_WHAT IS REQUIRED_. Copy every line of the records that includes the word "this".

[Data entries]
* * *

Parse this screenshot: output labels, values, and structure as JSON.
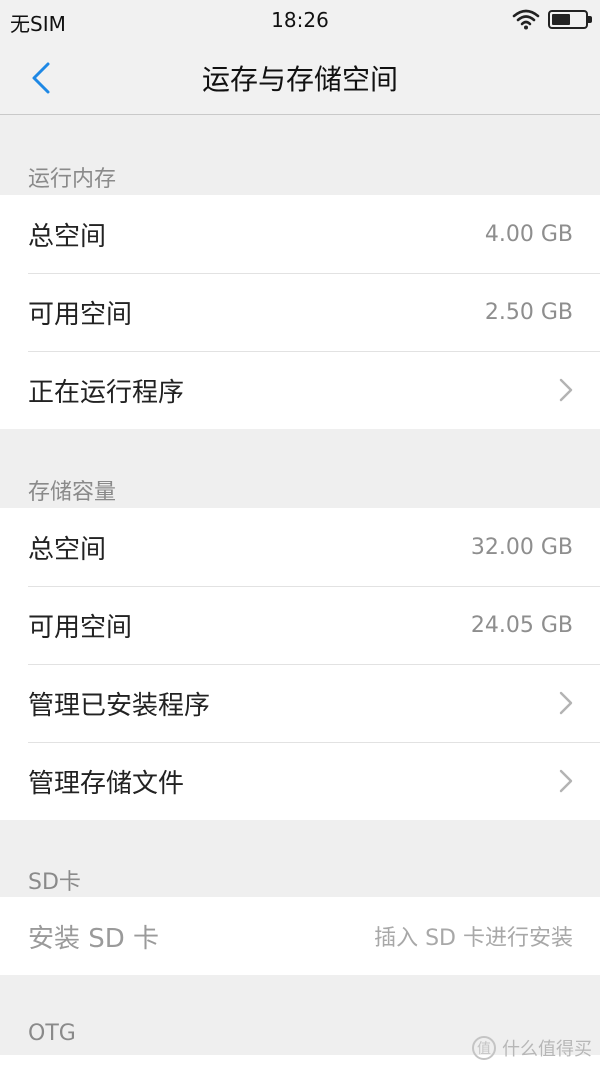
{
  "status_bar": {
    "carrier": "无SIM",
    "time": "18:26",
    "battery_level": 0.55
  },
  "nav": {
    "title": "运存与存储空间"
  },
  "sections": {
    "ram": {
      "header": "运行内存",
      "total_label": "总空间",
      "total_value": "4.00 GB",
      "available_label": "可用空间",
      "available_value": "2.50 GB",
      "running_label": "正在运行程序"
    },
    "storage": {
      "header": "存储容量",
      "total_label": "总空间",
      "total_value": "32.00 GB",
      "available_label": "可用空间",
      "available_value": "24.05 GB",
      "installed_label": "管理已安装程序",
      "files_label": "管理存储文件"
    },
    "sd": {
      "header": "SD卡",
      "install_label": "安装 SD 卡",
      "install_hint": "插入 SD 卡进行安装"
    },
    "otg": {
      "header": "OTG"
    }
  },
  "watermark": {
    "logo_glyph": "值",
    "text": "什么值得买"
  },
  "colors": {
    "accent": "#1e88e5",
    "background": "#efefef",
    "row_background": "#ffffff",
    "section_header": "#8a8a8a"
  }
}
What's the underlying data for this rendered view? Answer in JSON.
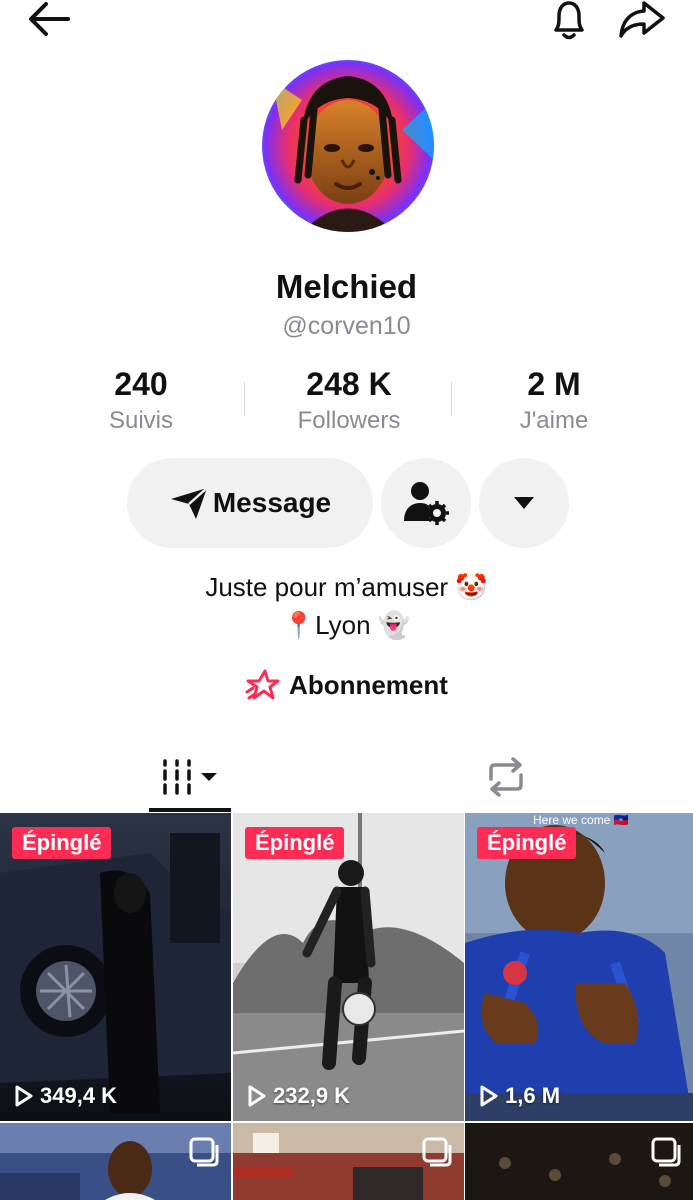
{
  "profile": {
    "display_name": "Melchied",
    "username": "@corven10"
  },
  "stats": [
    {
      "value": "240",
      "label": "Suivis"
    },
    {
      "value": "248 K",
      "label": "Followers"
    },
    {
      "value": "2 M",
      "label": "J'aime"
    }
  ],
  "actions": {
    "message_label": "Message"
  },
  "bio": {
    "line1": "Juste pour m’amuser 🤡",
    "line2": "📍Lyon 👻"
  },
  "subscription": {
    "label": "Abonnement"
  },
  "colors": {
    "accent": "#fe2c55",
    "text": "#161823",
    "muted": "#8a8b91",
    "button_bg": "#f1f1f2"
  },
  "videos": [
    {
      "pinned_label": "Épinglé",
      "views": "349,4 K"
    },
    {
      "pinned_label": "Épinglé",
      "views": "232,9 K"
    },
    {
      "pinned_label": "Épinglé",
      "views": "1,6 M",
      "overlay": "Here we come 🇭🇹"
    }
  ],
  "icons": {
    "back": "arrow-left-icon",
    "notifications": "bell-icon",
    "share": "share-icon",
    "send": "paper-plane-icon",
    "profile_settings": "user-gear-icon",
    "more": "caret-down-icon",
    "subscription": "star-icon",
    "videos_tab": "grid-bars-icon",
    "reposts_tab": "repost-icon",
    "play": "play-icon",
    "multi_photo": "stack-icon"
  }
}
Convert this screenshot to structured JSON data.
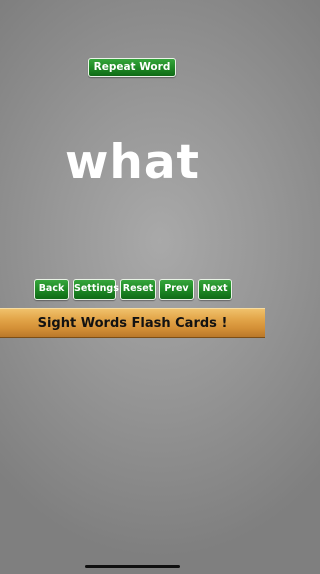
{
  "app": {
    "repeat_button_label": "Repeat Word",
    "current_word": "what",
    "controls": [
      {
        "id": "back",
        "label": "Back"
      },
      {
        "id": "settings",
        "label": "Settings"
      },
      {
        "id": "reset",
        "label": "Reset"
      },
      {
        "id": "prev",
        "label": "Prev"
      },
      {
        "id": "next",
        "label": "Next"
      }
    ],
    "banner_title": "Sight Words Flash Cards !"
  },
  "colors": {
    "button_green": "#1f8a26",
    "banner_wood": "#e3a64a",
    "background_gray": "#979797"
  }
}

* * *

_ANSWER SECTION_.
Parse this screenshot: output labels, values, and structure as JSON.
What's the underlying data for this rendered view? Answer in JSON.
Convert this screenshot to structured JSON data.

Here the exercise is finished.